# Entries provided
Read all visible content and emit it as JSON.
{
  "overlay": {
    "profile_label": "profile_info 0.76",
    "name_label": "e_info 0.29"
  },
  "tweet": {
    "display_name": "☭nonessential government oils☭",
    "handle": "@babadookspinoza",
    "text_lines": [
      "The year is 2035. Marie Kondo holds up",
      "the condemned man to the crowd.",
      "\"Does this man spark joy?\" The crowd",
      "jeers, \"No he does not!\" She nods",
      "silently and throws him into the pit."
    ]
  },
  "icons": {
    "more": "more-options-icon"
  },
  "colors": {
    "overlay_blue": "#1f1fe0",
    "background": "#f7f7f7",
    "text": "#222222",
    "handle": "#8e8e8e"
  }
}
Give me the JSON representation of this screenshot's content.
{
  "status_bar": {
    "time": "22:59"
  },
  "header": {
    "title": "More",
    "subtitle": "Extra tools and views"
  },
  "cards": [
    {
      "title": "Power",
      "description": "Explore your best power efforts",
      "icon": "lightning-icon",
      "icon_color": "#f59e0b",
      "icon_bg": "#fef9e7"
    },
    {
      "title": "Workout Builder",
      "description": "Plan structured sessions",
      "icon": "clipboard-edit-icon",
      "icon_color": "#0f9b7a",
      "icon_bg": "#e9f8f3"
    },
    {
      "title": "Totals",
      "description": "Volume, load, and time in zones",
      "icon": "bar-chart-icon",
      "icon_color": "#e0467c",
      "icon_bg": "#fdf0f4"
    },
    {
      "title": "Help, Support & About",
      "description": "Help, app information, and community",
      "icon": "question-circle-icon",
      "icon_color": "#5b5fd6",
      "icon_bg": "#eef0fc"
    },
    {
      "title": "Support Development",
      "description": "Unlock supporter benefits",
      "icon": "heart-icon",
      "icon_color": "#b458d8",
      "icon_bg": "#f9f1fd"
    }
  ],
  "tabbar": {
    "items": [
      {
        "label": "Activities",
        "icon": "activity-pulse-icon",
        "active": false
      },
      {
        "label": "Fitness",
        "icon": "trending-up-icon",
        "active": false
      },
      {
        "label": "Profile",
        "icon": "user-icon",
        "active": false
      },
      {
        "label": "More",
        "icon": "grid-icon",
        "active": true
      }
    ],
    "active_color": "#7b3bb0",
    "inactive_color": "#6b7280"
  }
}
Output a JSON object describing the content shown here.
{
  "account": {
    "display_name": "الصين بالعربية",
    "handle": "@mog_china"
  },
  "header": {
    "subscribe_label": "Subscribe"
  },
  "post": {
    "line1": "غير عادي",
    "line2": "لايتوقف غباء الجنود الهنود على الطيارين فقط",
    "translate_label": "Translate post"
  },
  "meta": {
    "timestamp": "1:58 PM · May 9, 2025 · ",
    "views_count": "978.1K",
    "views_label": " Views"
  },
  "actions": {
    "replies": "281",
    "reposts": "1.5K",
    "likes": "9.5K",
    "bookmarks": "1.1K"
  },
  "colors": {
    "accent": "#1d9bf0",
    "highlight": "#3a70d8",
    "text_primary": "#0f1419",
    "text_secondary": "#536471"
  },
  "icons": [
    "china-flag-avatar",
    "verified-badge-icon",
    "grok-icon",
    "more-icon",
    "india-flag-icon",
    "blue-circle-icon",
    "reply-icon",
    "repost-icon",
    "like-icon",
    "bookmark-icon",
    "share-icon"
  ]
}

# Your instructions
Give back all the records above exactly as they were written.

# Solution for this problem
Read all visible content and emit it as JSON.
{
  "overlay": {
    "profile_label": "profile_info 0.76",
    "name_label": "e_info 0.29"
  },
  "tweet": {
    "display_name": "☭nonessential government oils☭",
    "handle": "@babadookspinoza",
    "text_lines": [
      "The year is 2035. Marie Kondo holds up",
      "the condemned man to the crowd.",
      "\"Does this man spark joy?\" The crowd",
      "jeers, \"No he does not!\" She nods",
      "silently and throws him into the pit."
    ]
  },
  "icons": {
    "more": "more-options-icon"
  },
  "colors": {
    "overlay_blue": "#1f1fe0",
    "background": "#f7f7f7",
    "text": "#222222",
    "handle": "#8e8e8e"
  }
}
Give me the JSON representation of this screenshot's content.
{
  "status_bar": {
    "time": "22:59"
  },
  "header": {
    "title": "More",
    "subtitle": "Extra tools and views"
  },
  "cards": [
    {
      "title": "Power",
      "description": "Explore your best power efforts",
      "icon": "lightning-icon",
      "icon_color": "#f59e0b",
      "icon_bg": "#fef9e7"
    },
    {
      "title": "Workout Builder",
      "description": "Plan structured sessions",
      "icon": "clipboard-edit-icon",
      "icon_color": "#0f9b7a",
      "icon_bg": "#e9f8f3"
    },
    {
      "title": "Totals",
      "description": "Volume, load, and time in zones",
      "icon": "bar-chart-icon",
      "icon_color": "#e0467c",
      "icon_bg": "#fdf0f4"
    },
    {
      "title": "Help, Support & About",
      "description": "Help, app information, and community",
      "icon": "question-circle-icon",
      "icon_color": "#5b5fd6",
      "icon_bg": "#eef0fc"
    },
    {
      "title": "Support Development",
      "description": "Unlock supporter benefits",
      "icon": "heart-icon",
      "icon_color": "#b458d8",
      "icon_bg": "#f9f1fd"
    }
  ],
  "tabbar": {
    "items": [
      {
        "label": "Activities",
        "icon": "activity-pulse-icon",
        "active": false
      },
      {
        "label": "Fitness",
        "icon": "trending-up-icon",
        "active": false
      },
      {
        "label": "Profile",
        "icon": "user-icon",
        "active": false
      },
      {
        "label": "More",
        "icon": "grid-icon",
        "active": true
      }
    ],
    "active_color": "#7b3bb0",
    "inactive_color": "#6b7280"
  }
}
Output a JSON object describing the content shown here.
{
  "account": {
    "display_name": "الصين بالعربية",
    "handle": "@mog_china"
  },
  "header": {
    "subscribe_label": "Subscribe"
  },
  "post": {
    "line1": "غير عادي",
    "line2": "لايتوقف غباء الجنود الهنود على الطيارين فقط",
    "translate_label": "Translate post"
  },
  "meta": {
    "timestamp": "1:58 PM · May 9, 2025 · ",
    "views_count": "978.1K",
    "views_label": " Views"
  },
  "actions": {
    "replies": "281",
    "reposts": "1.5K",
    "likes": "9.5K",
    "bookmarks": "1.1K"
  },
  "colors": {
    "accent": "#1d9bf0",
    "highlight": "#3a70d8",
    "text_primary": "#0f1419",
    "text_secondary": "#536471"
  },
  "icons": [
    "china-flag-avatar",
    "verified-badge-icon",
    "grok-icon",
    "more-icon",
    "india-flag-icon",
    "blue-circle-icon",
    "reply-icon",
    "repost-icon",
    "like-icon",
    "bookmark-icon",
    "share-icon"
  ]
}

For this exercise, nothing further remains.